Critic and feminist bell hooks examines the emotion not from a scientific perspective but from a social and cultural one in all about love: new visions, a gracefully written volume that explores love by melding personal experience, quotations from Marianne Williamson and Thomas Merton, and discussions of pop-culture/news events like Monicagate.
Using her travails with ”dysfunctional” family members and turbulent romantic partners as a backdrop, she urges her readers to discard patriarchial paradigms and unhealthy relationship patterns. ”To know love we must surrender our attachment to sexist thinking,” she writes. ”[It] will always return us to gender conflict, a way of thinking about sex roles that diminishes females AND males.”
Although noble and thoughtful, the book’s suggestions don’t always jibe with reality. ”There would be no unemployment problem in our nation if our taxes subsidized schools where everyone could learn to love,” hooks attests. (Congress would probably beg to differ.) She also writes: ”Living and loving in community empowers us to meet strangers without fear.” (Unless, of course, they’re brick-wielding psychopaths.)
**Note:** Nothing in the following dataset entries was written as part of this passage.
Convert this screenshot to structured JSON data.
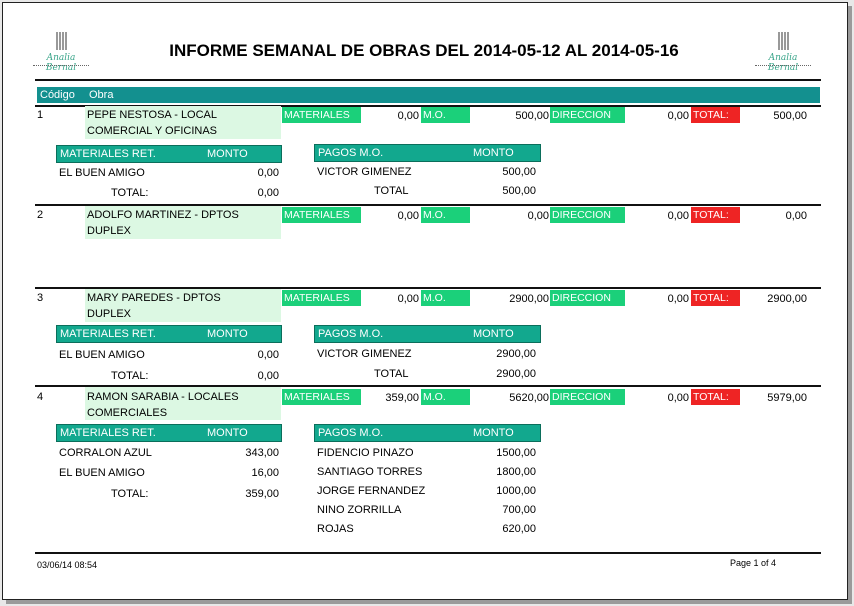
{
  "brand": {
    "logo_text": "Analia Bernal"
  },
  "title": "INFORME SEMANAL DE OBRAS DEL 2014-05-12 AL 2014-05-16",
  "columns": {
    "codigo": "Código",
    "obra": "Obra"
  },
  "labels": {
    "materiales": "MATERIALES",
    "mo": "M.O.",
    "direccion": "DIRECCION",
    "total": "TOTAL:",
    "materiales_ret": "MATERIALES RET.",
    "monto": "MONTO",
    "pagos_mo": "PAGOS M.O.",
    "total_sub": "TOTAL:",
    "total_pagos": "TOTAL"
  },
  "rows": [
    {
      "code": "1",
      "obra_line1": "PEPE NESTOSA - LOCAL",
      "obra_line2": "COMERCIAL Y OFICINAS",
      "materiales": "0,00",
      "mo": "500,00",
      "direccion": "0,00",
      "total": "500,00",
      "materiales_ret": [
        {
          "name": "EL BUEN AMIGO",
          "monto": "0,00"
        }
      ],
      "materiales_total": "0,00",
      "pagos": [
        {
          "name": "VICTOR GIMENEZ",
          "monto": "500,00"
        }
      ],
      "pagos_total": "500,00"
    },
    {
      "code": "2",
      "obra_line1": "ADOLFO MARTINEZ - DPTOS",
      "obra_line2": "DUPLEX",
      "materiales": "0,00",
      "mo": "0,00",
      "direccion": "0,00",
      "total": "0,00"
    },
    {
      "code": "3",
      "obra_line1": "MARY PAREDES - DPTOS",
      "obra_line2": "DUPLEX",
      "materiales": "0,00",
      "mo": "2900,00",
      "direccion": "0,00",
      "total": "2900,00",
      "materiales_ret": [
        {
          "name": "EL BUEN AMIGO",
          "monto": "0,00"
        }
      ],
      "materiales_total": "0,00",
      "pagos": [
        {
          "name": "VICTOR GIMENEZ",
          "monto": "2900,00"
        }
      ],
      "pagos_total": "2900,00"
    },
    {
      "code": "4",
      "obra_line1": "RAMON SARABIA - LOCALES",
      "obra_line2": "COMERCIALES",
      "materiales": "359,00",
      "mo": "5620,00",
      "direccion": "0,00",
      "total": "5979,00",
      "materiales_ret": [
        {
          "name": "CORRALON AZUL",
          "monto": "343,00"
        },
        {
          "name": "EL BUEN AMIGO",
          "monto": "16,00"
        }
      ],
      "materiales_total": "359,00",
      "pagos": [
        {
          "name": "FIDENCIO PINAZO",
          "monto": "1500,00"
        },
        {
          "name": "SANTIAGO TORRES",
          "monto": "1800,00"
        },
        {
          "name": "JORGE FERNANDEZ",
          "monto": "1000,00"
        },
        {
          "name": "NINO ZORRILLA",
          "monto": "700,00"
        },
        {
          "name": "ROJAS",
          "monto": "620,00"
        }
      ]
    }
  ],
  "footer": {
    "datetime": "03/06/14 08:54",
    "page": "Page 1 of  4"
  },
  "colors": {
    "teal_header": "#13908f",
    "green_tag": "#1bd07a",
    "red_tag": "#ee2424",
    "obra_bg": "#dcf8e3"
  }
}
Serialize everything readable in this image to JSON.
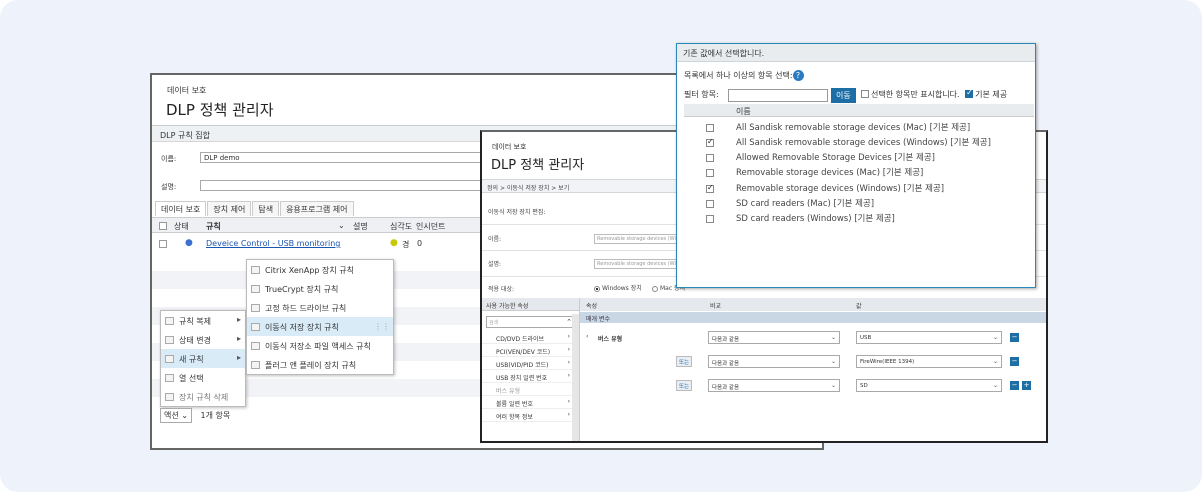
{
  "colors": {
    "accent": "#1d6ea5",
    "link": "#1a55b0",
    "highlight": "#d9ebf7",
    "background": "#eef3fb"
  },
  "policy_window": {
    "subtitle": "데이터 보호",
    "title": "DLP 정책 관리자",
    "group_header": "DLP 규칙 집합",
    "name_label": "이름:",
    "name_value": "DLP demo",
    "desc_label": "설명:",
    "tabs": [
      {
        "label": "데이터 보호",
        "active": true
      },
      {
        "label": "장치 제어",
        "active": false
      },
      {
        "label": "탐색",
        "active": false
      },
      {
        "label": "응용프로그램 제어",
        "active": false
      }
    ],
    "columns": {
      "status": "상태",
      "rule": "규칙",
      "description": "설명",
      "severity": "심각도",
      "incident": "인시던트"
    },
    "row": {
      "rule": "Deveice Control - USB monitoring",
      "severity": "경",
      "incident": "0"
    },
    "context_menu": [
      {
        "label": "규칙 복제",
        "has_sub": true,
        "highlighted": false,
        "disabled": false
      },
      {
        "label": "상태 변경",
        "has_sub": true,
        "highlighted": false,
        "disabled": false
      },
      {
        "label": "새 규칙",
        "has_sub": true,
        "highlighted": true,
        "disabled": false
      },
      {
        "label": "열 선택",
        "has_sub": false,
        "highlighted": false,
        "disabled": false
      },
      {
        "label": "장치 규칙 삭제",
        "has_sub": false,
        "highlighted": false,
        "disabled": true
      }
    ],
    "submenu": [
      {
        "label": "Citrix XenApp 장치 규칙",
        "highlighted": false
      },
      {
        "label": "TrueCrypt 장치 규칙",
        "highlighted": false
      },
      {
        "label": "고정 하드 드라이브 규칙",
        "highlighted": false
      },
      {
        "label": "이동식 저장 장치 규칙",
        "highlighted": true
      },
      {
        "label": "이동식 저장소 파일 액세스 규칙",
        "highlighted": false
      },
      {
        "label": "플러그 앤 플레이 장치 규칙",
        "highlighted": false
      }
    ],
    "footer_action": "액션",
    "footer_count": "1개 항목"
  },
  "device_window": {
    "subtitle": "데이터 보호",
    "title": "DLP 정책 관리자",
    "breadcrumb": "정의 > 이동식 저장 장치 > 보기",
    "edit_label": "이동식 저장 장치 편집:",
    "name_label": "이름:",
    "name_placeholder": "Removable storage devices (Wi",
    "desc_label": "설명:",
    "desc_placeholder": "Removable storage devices (Wi",
    "apply_label": "적용 대상:",
    "radio_windows": "Windows 장치",
    "radio_mac": "Mac 장치",
    "left_header": "사용 가능한 속성",
    "search_placeholder": "검색",
    "properties": [
      {
        "label": "CD/DVD 드라이브",
        "disabled": false
      },
      {
        "label": "PCI(VEN/DEV 코드)",
        "disabled": false
      },
      {
        "label": "USB(VID/PID 코드)",
        "disabled": false
      },
      {
        "label": "USB 장치 일련 번호",
        "disabled": false
      },
      {
        "label": "버스 유형",
        "disabled": true
      },
      {
        "label": "볼륨 일련 번호",
        "disabled": false
      },
      {
        "label": "여러 항목 정보",
        "disabled": false
      }
    ],
    "right_headers": {
      "attribute": "속성",
      "comparison": "비교",
      "value": "값"
    },
    "param_band": "매개 변수",
    "condition_attr": "버스 유형",
    "or_label": "또는",
    "conditions": [
      {
        "comparison": "다음과 같음",
        "value": "USB"
      },
      {
        "comparison": "다음과 같음",
        "value": "FireWire(IEEE 1394)"
      },
      {
        "comparison": "다음과 같음",
        "value": "SD"
      }
    ]
  },
  "select_dialog": {
    "header": "기존 값에서 선택합니다.",
    "prompt": "목록에서 하나 이상의 항목 선택:",
    "filter_label": "필터 항목:",
    "filter_value": "",
    "filter_button": "이동",
    "show_selected": "선택한 항목만 표시합니다.",
    "default_provided": "기본 제공",
    "list_header": "이름",
    "items": [
      {
        "label": "All Sandisk removable storage devices (Mac) [기본 제공]",
        "checked": false
      },
      {
        "label": "All Sandisk removable storage devices (Windows) [기본 제공]",
        "checked": true
      },
      {
        "label": "Allowed Removable Storage Devices [기본 제공]",
        "checked": false
      },
      {
        "label": "Removable storage devices (Mac) [기본 제공]",
        "checked": false
      },
      {
        "label": "Removable storage devices (Windows) [기본 제공]",
        "checked": true
      },
      {
        "label": "SD card readers (Mac) [기본 제공]",
        "checked": false
      },
      {
        "label": "SD card readers (Windows) [기본 제공]",
        "checked": false
      }
    ]
  }
}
But simplistic love-school notions aside, her treatise offers a deeply personal and — in this age of chicken-soupy psychobabble — unabashedly honest view of relationships. And what’s not to love about that?